Rocio Concha, director of policy and advocacy at Which?, said in a statement that a decent broadband and mobile connection is "essential to modern life," and unpredictable mid-contract price hikes obfuscate prices and undermine competition.
"Which? is calling on all providers to do the right thing and cancel 2024's above inflation price hikes. Ofcom should also use their review to finally ban these unjust mid-contract price hikes that harm consumers and undermine competition. Consumers need to know exactly how much their contract will cost when they sign up."
Ofcom is reviewing inflation-linked, mid-contract price rises and is expected to set out its findings before the end of the year, and invite views on the matter.
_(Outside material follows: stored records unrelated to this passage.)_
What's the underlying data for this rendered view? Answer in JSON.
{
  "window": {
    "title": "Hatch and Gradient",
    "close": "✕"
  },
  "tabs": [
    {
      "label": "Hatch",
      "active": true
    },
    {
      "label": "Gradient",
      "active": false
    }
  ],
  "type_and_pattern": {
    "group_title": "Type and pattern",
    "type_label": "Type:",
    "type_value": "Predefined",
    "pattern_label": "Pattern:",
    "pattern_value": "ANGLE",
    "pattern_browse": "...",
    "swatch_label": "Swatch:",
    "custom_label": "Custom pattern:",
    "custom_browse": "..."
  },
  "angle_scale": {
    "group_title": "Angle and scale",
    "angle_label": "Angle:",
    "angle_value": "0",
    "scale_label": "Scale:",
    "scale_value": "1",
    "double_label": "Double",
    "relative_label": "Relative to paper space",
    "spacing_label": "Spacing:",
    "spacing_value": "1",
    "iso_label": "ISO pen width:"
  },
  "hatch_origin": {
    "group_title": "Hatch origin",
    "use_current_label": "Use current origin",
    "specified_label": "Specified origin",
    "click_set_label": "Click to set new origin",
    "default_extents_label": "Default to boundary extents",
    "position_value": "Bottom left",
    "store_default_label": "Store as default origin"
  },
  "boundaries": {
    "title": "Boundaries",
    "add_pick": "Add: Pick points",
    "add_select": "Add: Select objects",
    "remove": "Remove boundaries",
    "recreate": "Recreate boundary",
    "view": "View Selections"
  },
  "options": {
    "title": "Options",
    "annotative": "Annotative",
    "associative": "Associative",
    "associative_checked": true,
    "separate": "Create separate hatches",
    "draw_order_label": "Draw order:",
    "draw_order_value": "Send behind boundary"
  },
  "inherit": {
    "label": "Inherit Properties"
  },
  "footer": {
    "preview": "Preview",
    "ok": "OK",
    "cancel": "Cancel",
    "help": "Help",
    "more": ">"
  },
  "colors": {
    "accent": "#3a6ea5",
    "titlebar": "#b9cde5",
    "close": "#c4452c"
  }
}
A spokesperson at Virgin Media O2, told us: "We only apply price increases to the airtime part (data, minutes, texts) of a customer's bill, whereas many other providers apply price increases across the whole bill (including a customer's device). This means that our customers see lower price increases overall than those of most competitors.
"Taking that into account, the effective average price increase for O2 and Virgin Mobile customers this year was 10.0%, or less than 10 pence per day.
"As you may know, we are campaigning on the need for other operators to offer split contacts and automatically and fully roll customers down at the end of their plan to give them a fairer deal. This is because literally millions of mobile phone customers are being charged for phones they already own – to the tune of over £500m a year – and 93% are unaware it's happening. This is costing the average customer around £200 a year, which far outweighs the impact of any price increase in monetary terms."
As for the price rise on top of inflation? The company says it invested £2 billion in adding 5G network coverage to 1,600 towns and cities across the UK in 2022.
"An inflation-only metric would provide no additional headroom for this continued investment, which is why we add a small amount (3.9%) on top."
Vodafone UK used the same rationale for price rises, saying they are "essential" to invest in its network.
"We have maintained transparency with our customers regarding annual price adjustments, ensuring they understand what they are committing to before signing the contract. We do this through a series of touchpoints, including contract summaries, customer journeys, and clear and highlighted terms and conditions.
It is "too early" to comment on any price rise next year, a spokesperson added. "We were the first network to launch social tariffs for both mobile and fixed services, where eligible customers can access both for just 72p a day, in addition to offering a range of affordable mobile and home broadband plans. We've also frozen prices for customers registered as financially vulnerable."
EE Consumer told us: "We understand that price rises are never wanted nor welcomed but recognise them as a necessary thing to do given the rising costs our business faces.
"Our price rises are annual, contracted and transparent and we make this clear when customers sign up or renew their contract. With the average price increase just above £1 per week, and 2 million pay as you go customers were excluded from price changes in 2023 – we're also doing all we can to ensure our services are accessible to the widest group of customers possible through our market leading social tariffs."
We asked Three to comment but it had not responded at the time of publication. ®